Stills's career truly kicked off at Woodstock, and includes a double induction into the Rock and Roll Hall of Fame, and collaborations with some of the biggest names in the music business. Yes, there's Crosby, and there's Nash, and, subsequently there's Neil Young. But there's also George and Ringo.
Stills backed Ringo Starr on his George Harrison-produced hit "It Don't Come Easy." And he also wrote and produced Starr's "You've Got a Nice Way" off 1981's Stop and Smell the Roses. Starr, in turn, returned the favor on 1970's Stephen Stills and "As I Come of Age" (off 1975's Stills).

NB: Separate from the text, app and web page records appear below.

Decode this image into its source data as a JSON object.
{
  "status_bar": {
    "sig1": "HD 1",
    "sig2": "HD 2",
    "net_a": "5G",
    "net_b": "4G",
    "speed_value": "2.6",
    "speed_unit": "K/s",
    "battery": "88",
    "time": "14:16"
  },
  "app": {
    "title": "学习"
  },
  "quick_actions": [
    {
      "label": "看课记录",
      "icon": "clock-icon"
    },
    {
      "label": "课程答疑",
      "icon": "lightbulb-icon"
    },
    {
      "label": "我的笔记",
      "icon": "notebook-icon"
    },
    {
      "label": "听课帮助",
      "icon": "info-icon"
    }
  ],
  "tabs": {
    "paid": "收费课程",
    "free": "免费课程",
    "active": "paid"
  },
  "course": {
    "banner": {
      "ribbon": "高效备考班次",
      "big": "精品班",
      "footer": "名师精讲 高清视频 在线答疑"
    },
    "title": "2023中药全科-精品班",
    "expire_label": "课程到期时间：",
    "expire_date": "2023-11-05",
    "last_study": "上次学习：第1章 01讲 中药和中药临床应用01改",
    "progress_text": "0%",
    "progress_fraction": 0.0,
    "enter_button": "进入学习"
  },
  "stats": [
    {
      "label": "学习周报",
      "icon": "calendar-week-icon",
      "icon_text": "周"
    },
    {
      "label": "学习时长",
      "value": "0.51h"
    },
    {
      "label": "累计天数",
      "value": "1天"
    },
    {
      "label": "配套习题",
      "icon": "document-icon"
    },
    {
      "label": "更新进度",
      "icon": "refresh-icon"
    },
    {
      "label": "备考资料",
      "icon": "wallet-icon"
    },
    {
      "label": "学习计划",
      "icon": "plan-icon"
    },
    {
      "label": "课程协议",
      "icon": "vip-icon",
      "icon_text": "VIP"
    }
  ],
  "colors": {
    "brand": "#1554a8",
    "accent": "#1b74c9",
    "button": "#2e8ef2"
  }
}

After all, Stills started out as a session man, and though that was a long, long time ago — "you're talking 40 years, pal" — he still fondly recalls some of that early work. "There was one particular session with Jimi [Hendrix] that was really fun. And there was also some studio work that I did between bands," he recalls, "where I worked with Glen Campbell on a whole bunch of records that were big hits at the time. I sat behind Carol Kaye, the bass player. I was one of the rhythm guitarists, and I always had a terrific feel."
Stills and Hendrix, who were also close pals, actually played together a lot. And a couple of years ago, Stills unearthed an album's worth of material recorded shortly before Hendrix's death that he had simply forgotten about. Then there's the above-mentioned Stephen Stills, which is reportedly the only album in history to feature the guitar work of both Hendrix and Eric Clapton.
But L.A. and New York weren't the only cities on Stills's record-making map. The Stills-Young Band's Long May You Run was recorded at Criteria in North Miami, as was "all of the Manassas stuff. And more recently I did the Stills Alone album [there]."
Despite a rather addled time here, Stills can still savor our city. "I love Miami. I'm from Florida, and if you're from Central or Northern Florida it's always 'I want to move to Miami,'" he says. "I spent three years there, and it got pretty skanky. The best places were down in the Grove then, and it was hard even getting to the freeway from Bird Road."
And despite their solo efforts and unsteady history, Crosby, Stills, Nash, and Young have never officially disbanded. And rumors of a reunion remain rife, though hardly certain. "You have to ask Neil," says Stills. "He's always the key. We'll cross that bridge when we get to it. I don't want to do another tour like the last one in this climate."
Rather than wait around for a maybe, Stills is back on the road supporting his Live at Shepherd's Bush CD/DVD. And it's primarily that collection of classics that he and his three-piece band will be bringing to the Fillmore.
But as keen as Stills is on the current roadwork, he's even keener on a very surprising development. And, believe it or not, that development involves Cypress Hill, Marc Anthony, Pitbull, and Jim Jonsin, Miami's own hip-hop heavyweight.
"Cypress Hill, who I met at Woodstock '94, took a little piece at the end of the 'Suite' — which was originally supposed to be a different song, but we tacked it on because we needed an uplifting ending," he says. "[They] used those changes and that melody, and Marc Anthony sang the shit out of it. They wrote the song that I wanted to write at the time.